**Task**
Write the data below out exactly as it stands. Do not include the pictures.

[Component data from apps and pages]

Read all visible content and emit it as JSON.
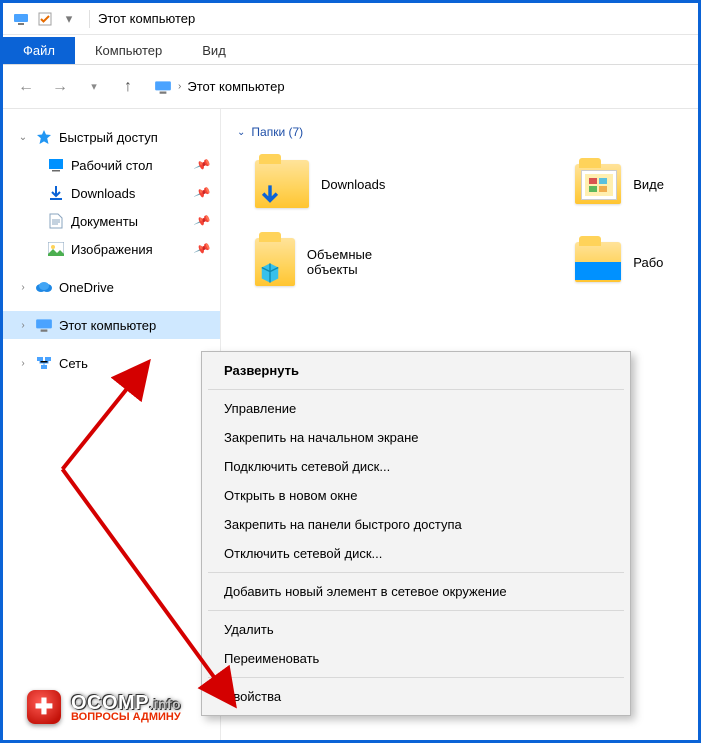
{
  "titlebar": {
    "title": "Этот компьютер"
  },
  "ribbon": {
    "tabs": [
      {
        "label": "Файл",
        "active": true
      },
      {
        "label": "Компьютер",
        "active": false
      },
      {
        "label": "Вид",
        "active": false
      }
    ]
  },
  "address": {
    "location": "Этот компьютер"
  },
  "sidebar": {
    "quick_access": {
      "label": "Быстрый доступ",
      "items": [
        {
          "label": "Рабочий стол"
        },
        {
          "label": "Downloads"
        },
        {
          "label": "Документы"
        },
        {
          "label": "Изображения"
        }
      ]
    },
    "onedrive": {
      "label": "OneDrive"
    },
    "this_pc": {
      "label": "Этот компьютер"
    },
    "network": {
      "label": "Сеть"
    }
  },
  "content": {
    "section_title": "Папки (7)",
    "folders_col1": [
      {
        "label": "Downloads",
        "overlay": "download"
      },
      {
        "label": "Объемные объекты",
        "overlay": "cube"
      }
    ],
    "folders_col2": [
      {
        "label": "Виде",
        "overlay": "video"
      },
      {
        "label": "Рабо",
        "overlay": "desktop"
      }
    ]
  },
  "context_menu": {
    "items": [
      {
        "label": "Развернуть",
        "bold": true
      },
      {
        "divider": true
      },
      {
        "label": "Управление"
      },
      {
        "label": "Закрепить на начальном экране"
      },
      {
        "label": "Подключить сетевой диск..."
      },
      {
        "label": "Открыть в новом окне"
      },
      {
        "label": "Закрепить на панели быстрого доступа"
      },
      {
        "label": "Отключить сетевой диск..."
      },
      {
        "divider": true
      },
      {
        "label": "Добавить новый элемент в сетевое окружение"
      },
      {
        "divider": true
      },
      {
        "label": "Удалить"
      },
      {
        "label": "Переименовать"
      },
      {
        "divider": true
      },
      {
        "label": "Свойства"
      }
    ]
  },
  "watermark": {
    "brand_main": "OCOMP",
    "brand_suffix": ".info",
    "subtitle": "ВОПРОСЫ АДМИНУ"
  },
  "icons": {
    "pc": "pc-icon",
    "check": "check-icon",
    "down": "chevron-down-icon",
    "back": "back-icon",
    "fwd": "forward-icon",
    "up": "up-icon",
    "star": "star-icon",
    "desktop": "desktop-icon",
    "download": "download-icon",
    "document": "document-icon",
    "pictures": "pictures-icon",
    "cloud": "onedrive-icon",
    "network": "network-icon",
    "pin": "pin-icon"
  }
}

**Written solution**
Read all visible content and emit it as JSON.
{
  "titlebar": {
    "title": "Этот компьютер"
  },
  "ribbon": {
    "tabs": [
      {
        "label": "Файл",
        "active": true
      },
      {
        "label": "Компьютер",
        "active": false
      },
      {
        "label": "Вид",
        "active": false
      }
    ]
  },
  "address": {
    "location": "Этот компьютер"
  },
  "sidebar": {
    "quick_access": {
      "label": "Быстрый доступ",
      "items": [
        {
          "label": "Рабочий стол"
        },
        {
          "label": "Downloads"
        },
        {
          "label": "Документы"
        },
        {
          "label": "Изображения"
        }
      ]
    },
    "onedrive": {
      "label": "OneDrive"
    },
    "this_pc": {
      "label": "Этот компьютер"
    },
    "network": {
      "label": "Сеть"
    }
  },
  "content": {
    "section_title": "Папки (7)",
    "folders_col1": [
      {
        "label": "Downloads",
        "overlay": "download"
      },
      {
        "label": "Объемные объекты",
        "overlay": "cube"
      }
    ],
    "folders_col2": [
      {
        "label": "Виде",
        "overlay": "video"
      },
      {
        "label": "Рабо",
        "overlay": "desktop"
      }
    ]
  },
  "context_menu": {
    "items": [
      {
        "label": "Развернуть",
        "bold": true
      },
      {
        "divider": true
      },
      {
        "label": "Управление"
      },
      {
        "label": "Закрепить на начальном экране"
      },
      {
        "label": "Подключить сетевой диск..."
      },
      {
        "label": "Открыть в новом окне"
      },
      {
        "label": "Закрепить на панели быстрого доступа"
      },
      {
        "label": "Отключить сетевой диск..."
      },
      {
        "divider": true
      },
      {
        "label": "Добавить новый элемент в сетевое окружение"
      },
      {
        "divider": true
      },
      {
        "label": "Удалить"
      },
      {
        "label": "Переименовать"
      },
      {
        "divider": true
      },
      {
        "label": "Свойства"
      }
    ]
  },
  "watermark": {
    "brand_main": "OCOMP",
    "brand_suffix": ".info",
    "subtitle": "ВОПРОСЫ АДМИНУ"
  },
  "icons": {
    "pc": "pc-icon",
    "check": "check-icon",
    "down": "chevron-down-icon",
    "back": "back-icon",
    "fwd": "forward-icon",
    "up": "up-icon",
    "star": "star-icon",
    "desktop": "desktop-icon",
    "download": "download-icon",
    "document": "document-icon",
    "pictures": "pictures-icon",
    "cloud": "onedrive-icon",
    "network": "network-icon",
    "pin": "pin-icon"
  }
}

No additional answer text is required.